When asylum seekers are not represented by an attorney, almost all of them (80%) are denied asylum. In contrast, a significantly higher proportion of represented asylum seekers are successful. In the case of Judge Anderson, 10.4% were not represented by an attorney. See Figure 3. For the nation as a whole, about 15.7% of asylum seekers are not represented.

Figure 3: Asylum Seeker Had Representation


Asylum seekers are a diverse group. Over one hundred different nationalities had at least one hundred individuals claiming asylum decided during this period. As might be expected, immigration courts located in different parts of the country tend to have proportionately larger shares from some countries than from others. And, given the required legal grounds for a successful asylum claim, asylum seekers from some nations tend to be more successful than others.

The largest group of asylum seekers appearing before Judge Anderson came from Venezuela. Individuals from this country made up 43.8% of his caseload. Other nationalities in descending order of frequency appearing before Judge Anderson were: Mexico (23.0%), Guatemala (9.4%), El Salvador (8.5%), Honduras (5.6%). See Figure 4.

In the nation as a whole during this same period, major nationalities of asylum seekers, in descending order of frequency, were El Salvador (16.6%), Guatemala (15.1%), Honduras (13.8%), Mexico (9.2%), China (6.8%), India (5.1%), Venezuela (3.2%), Ecuador (3.1%), Cuba (2.4%), Nicaragua (2.3%), Brazil (2.0%), Colombia (1.4%), Cameroon (1.4%).
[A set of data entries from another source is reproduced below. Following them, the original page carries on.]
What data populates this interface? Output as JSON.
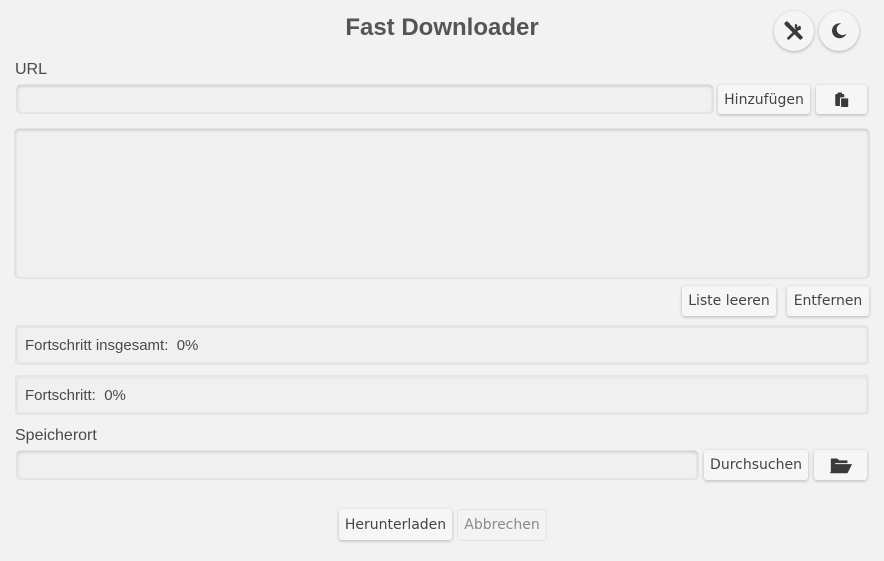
{
  "app": {
    "title": "Fast Downloader"
  },
  "header": {
    "settings_icon": "tools-icon",
    "theme_icon": "moon-icon"
  },
  "url_section": {
    "label": "URL",
    "input_value": "",
    "add_button": "Hinzufügen",
    "paste_icon": "clipboard-paste-icon"
  },
  "url_list": {
    "items": []
  },
  "list_actions": {
    "clear_button": "Liste leeren",
    "remove_button": "Entfernen"
  },
  "progress_total": {
    "label": "Fortschritt insgesamt:",
    "value": "0%",
    "fraction": 0
  },
  "progress_current": {
    "label": "Fortschritt:",
    "value": "0%",
    "fraction": 0
  },
  "storage": {
    "label": "Speicherort",
    "input_value": "",
    "browse_button": "Durchsuchen",
    "folder_icon": "folder-open-icon"
  },
  "footer": {
    "download_button": "Herunterladen",
    "cancel_button": "Abbrechen"
  },
  "colors": {
    "background": "#f2f2f2",
    "text": "#4a4a4a"
  }
}
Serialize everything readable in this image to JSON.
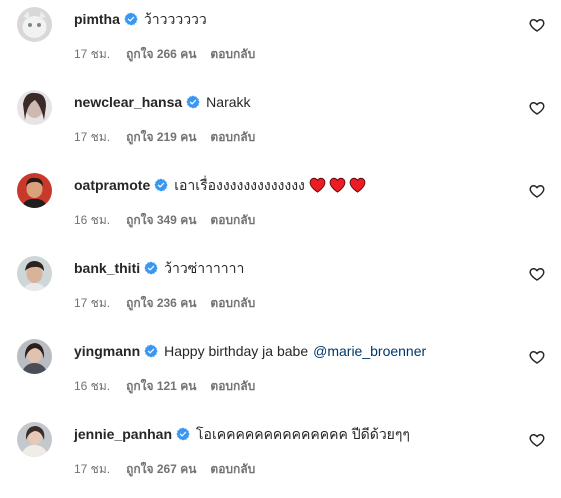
{
  "colors": {
    "text": "#262626",
    "muted": "#737373",
    "mention": "#00376b",
    "verified": "#3897f0",
    "heart": "#ed1c24"
  },
  "comments": [
    {
      "username": "pimtha",
      "text": "ว้าวววววว",
      "time": "17 ชม.",
      "likes": "ถูกใจ 266 คน",
      "reply": "ตอบกลับ"
    },
    {
      "username": "newclear_hansa",
      "text": "Narakk",
      "time": "17 ชม.",
      "likes": "ถูกใจ 219 คน",
      "reply": "ตอบกลับ"
    },
    {
      "username": "oatpramote",
      "text": "เอาเรื่องงงงงงงงงงงงง",
      "emoji": [
        "red-heart",
        "red-heart",
        "red-heart"
      ],
      "time": "16 ชม.",
      "likes": "ถูกใจ 349 คน",
      "reply": "ตอบกลับ"
    },
    {
      "username": "bank_thiti",
      "text": "ว้าวซ่าาาาาา",
      "time": "17 ชม.",
      "likes": "ถูกใจ 236 คน",
      "reply": "ตอบกลับ"
    },
    {
      "username": "yingmann",
      "text": "Happy birthday ja babe",
      "mention": "@marie_broenner",
      "time": "16 ชม.",
      "likes": "ถูกใจ 121 คน",
      "reply": "ตอบกลับ"
    },
    {
      "username": "jennie_panhan",
      "text": "โอเคคคคคคคคคคคคคค ปีดีด้วยๆๆ",
      "time": "17 ชม.",
      "likes": "ถูกใจ 267 คน",
      "reply": "ตอบกลับ"
    }
  ]
}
Figure 4: Asylum Decisions by Nationality
TRAC is a nonpartisan, nonprofit data research center affiliated with the Newhouse School of Public Communications and the Whitman School of Management, both at Syracuse University. For more information, to subscribe, or to donate, contact trac@syr.edu or call 315-443-3563.